(Exercise input Opens)

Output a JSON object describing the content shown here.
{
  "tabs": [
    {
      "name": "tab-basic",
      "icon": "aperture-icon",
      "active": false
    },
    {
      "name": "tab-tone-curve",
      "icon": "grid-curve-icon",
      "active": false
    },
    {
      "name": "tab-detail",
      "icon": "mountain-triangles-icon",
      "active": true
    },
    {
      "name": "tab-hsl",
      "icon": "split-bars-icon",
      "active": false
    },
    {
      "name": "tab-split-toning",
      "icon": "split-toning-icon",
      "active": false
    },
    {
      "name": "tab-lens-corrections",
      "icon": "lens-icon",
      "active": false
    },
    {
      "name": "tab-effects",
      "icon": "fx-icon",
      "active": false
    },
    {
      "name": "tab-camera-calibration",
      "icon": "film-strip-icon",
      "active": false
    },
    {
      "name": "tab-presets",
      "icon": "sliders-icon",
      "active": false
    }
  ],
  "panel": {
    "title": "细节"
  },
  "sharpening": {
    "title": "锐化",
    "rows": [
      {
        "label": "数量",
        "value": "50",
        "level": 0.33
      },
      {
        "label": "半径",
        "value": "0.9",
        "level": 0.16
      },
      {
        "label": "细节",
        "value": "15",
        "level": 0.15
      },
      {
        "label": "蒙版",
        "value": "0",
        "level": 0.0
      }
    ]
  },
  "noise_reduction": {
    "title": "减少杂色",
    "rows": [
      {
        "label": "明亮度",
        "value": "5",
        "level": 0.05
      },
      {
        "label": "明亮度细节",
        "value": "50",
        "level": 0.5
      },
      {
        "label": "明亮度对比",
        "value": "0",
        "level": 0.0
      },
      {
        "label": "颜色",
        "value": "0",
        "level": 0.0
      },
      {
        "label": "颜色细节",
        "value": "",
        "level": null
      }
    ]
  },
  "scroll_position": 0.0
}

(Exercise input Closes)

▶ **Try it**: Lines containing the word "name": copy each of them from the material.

▶ **Response box**:
      "name": "tab-basic",
      "name": "tab-tone-curve",
      "name": "tab-detail",
      "name": "tab-hsl",
      "name": "tab-split-toning",
      "name": "tab-lens-corrections",
      "name": "tab-effects",
      "name": "tab-camera-calibration",
      "name": "tab-presets",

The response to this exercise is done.